I welcome the policy, but without enforcement it is worthless. The council needs to step up enforcement and I would suggest starting with the areas around schools. Not only do these idling cars essentially ring a school with pollution at drop/pick-up times, it impacts those who reside around them with a huge blast of pollution and noise. Park sensibly, walk if you live less than 20 minutes walk away and shut off your vehicle. It doesn't take a genius to figure it out.
Christopher Wold

5 July 2018

Could the £40 fine be issued to all the coaches parked stationary with their engines left running in Battersea Park.There were 4 parked side by side yesterday with idling engines in the southern car park. Could fines also be issued to all the daily film crew vehicles parked also in the park with their engines & generators left running.This is one of London’s finest parks, a green sanctuary which is fast turning into an NCP carpark full of trucks, vans & buses with their engines left running creating pollution & noise.
Gill Allen
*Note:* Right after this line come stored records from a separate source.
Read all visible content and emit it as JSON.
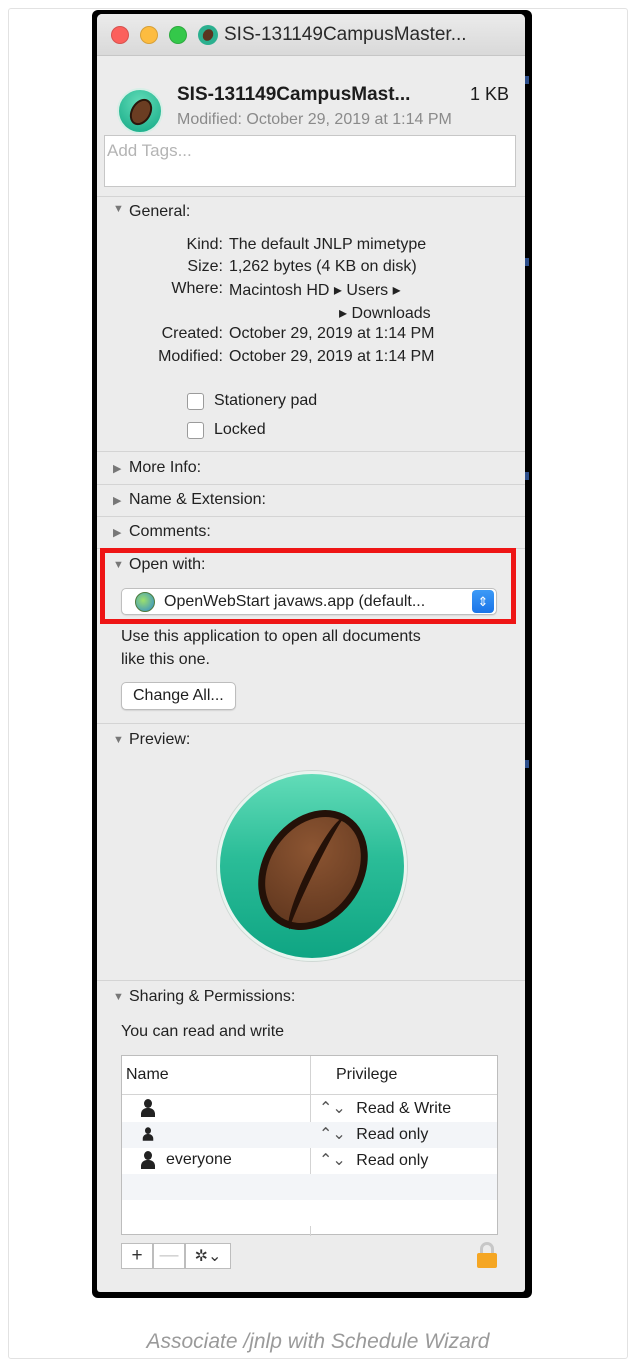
{
  "window": {
    "title": "SIS-131149CampusMaster...",
    "traffic_lights": [
      "close",
      "minimize",
      "zoom"
    ]
  },
  "header": {
    "file_name": "SIS-131149CampusMast...",
    "file_size": "1 KB",
    "modified": "Modified: October 29, 2019 at 1:14 PM"
  },
  "tags": {
    "placeholder": "Add Tags..."
  },
  "general": {
    "heading": "General:",
    "rows": [
      {
        "label": "Kind:",
        "value": "The default JNLP mimetype"
      },
      {
        "label": "Size:",
        "value": "1,262 bytes (4 KB on disk)"
      },
      {
        "label": "Where:",
        "value": "Macintosh HD ▸ Users ▸"
      },
      {
        "label": "",
        "value": "▸ Downloads"
      },
      {
        "label": "Created:",
        "value": "October 29, 2019 at 1:14 PM"
      },
      {
        "label": "Modified:",
        "value": "October 29, 2019 at 1:14 PM"
      }
    ],
    "stationery_pad": "Stationery pad",
    "locked": "Locked"
  },
  "sections": {
    "more_info": "More Info:",
    "name_extension": "Name & Extension:",
    "comments": "Comments:",
    "open_with": "Open with:",
    "preview": "Preview:",
    "sharing": "Sharing & Permissions:"
  },
  "open_with": {
    "app": "OpenWebStart javaws.app (default...",
    "description_line1": "Use this application to open all documents",
    "description_line2": "like this one.",
    "change_all": "Change All..."
  },
  "sharing": {
    "status": "You can read and write",
    "columns": [
      "Name",
      "Privilege"
    ],
    "rows": [
      {
        "name": "",
        "privilege": "Read & Write"
      },
      {
        "name": "",
        "privilege": "Read only"
      },
      {
        "name": "everyone",
        "privilege": "Read only"
      }
    ],
    "add": "+",
    "remove": "—",
    "action": "✲⌄"
  },
  "caption": "Associate /jnlp with Schedule Wizard",
  "colors": {
    "highlight": "#ee1515",
    "accent_blue": "#1a74e8",
    "preview_green": "#2bbd98"
  }
}
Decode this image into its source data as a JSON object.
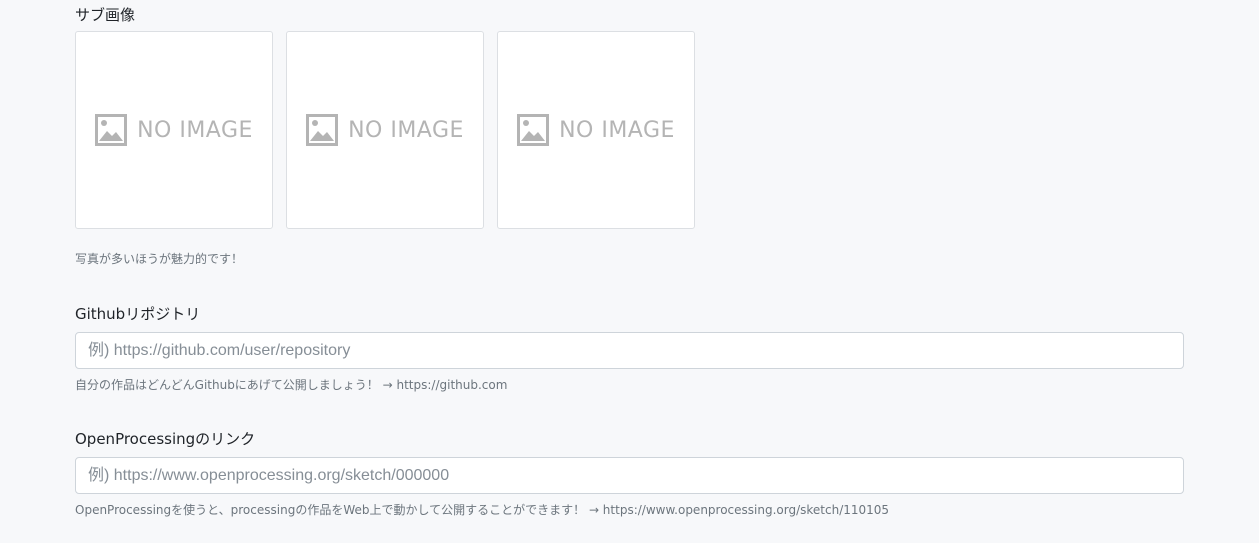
{
  "sub_image": {
    "label": "サブ画像",
    "placeholder_text": "NO IMAGE",
    "slots": [
      {
        "icon": "image-placeholder-icon"
      },
      {
        "icon": "image-placeholder-icon"
      },
      {
        "icon": "image-placeholder-icon"
      }
    ],
    "help": "写真が多いほうが魅力的です！"
  },
  "github": {
    "label": "Githubリポジトリ",
    "placeholder": "例) https://github.com/user/repository",
    "value": "",
    "help": "自分の作品はどんどんGithubにあげて公開しましょう！ → https://github.com"
  },
  "openprocessing": {
    "label": "OpenProcessingのリンク",
    "placeholder": "例) https://www.openprocessing.org/sketch/000000",
    "value": "",
    "help": "OpenProcessingを使うと、processingの作品をWeb上で動かして公開することができます！ → https://www.openprocessing.org/sketch/110105"
  },
  "colors": {
    "background": "#f7f8fa",
    "input_border": "#ced4da",
    "help_text": "#6c757d",
    "placeholder_gray": "#b4b4b4"
  }
}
11 January 2018

Please pay a visit to Viewfield Road and Seymour Road SW18, parents of St Michael's School frequently park dangerously on corners making it unsafe for children crossing the roads.

8 January 2018

Please ensure that school buses also comply with safety rules ie not parking on zigzag lines at restricted times, not parking on the pavement and not loading children from the middle of the road. Buses at Thomas' in Broomwood Road is a regular offender
Janet Johnson

6 January 2018

In Chelsea - off Royal Hospital Road - I've noticed signs saying 'not to leave engines running' with a £40. fine if caught idling. couldn't this be put into practice in Wandsworth.
Liz D

6 January 2018

Not only 'school run cars' I see idling in Vicarage Crescent, Battersea. Nearly every time I leave home - walking along Vicarage Crescent - I see at east 2 cars or vans parked with their engines running. Maybe we should take photos and e-mail pictures to who ever can deal with it.
Liz D

6 January 2018

Well done. Not before time.
susan lofthouse

5 January 2018

This is good news. I would also draw the council’s attention to the copious number of utility vehicles who idle the WHOLE day near where I live whilst their crew work on the railway or somesuch. Companies which do so: Network rail, McNicholas, Civil Rail Solutions. I urge the council to deal with this also as a matter of importance.
N Campbell

5 January 2018

This is very welcome. I live adjacent to a school where a large proportion of pupils arrive by car. Parking on yellow lines is common, impeding buses, as is parking immediately adjacent to a pedestrian crossing where there are zigzag lines. Congestion at peak hours is chronic. This move from the Council will help but it would be good to see fewer cars dropping off children and more walking and cycling.
Ken Powell

5 January 2018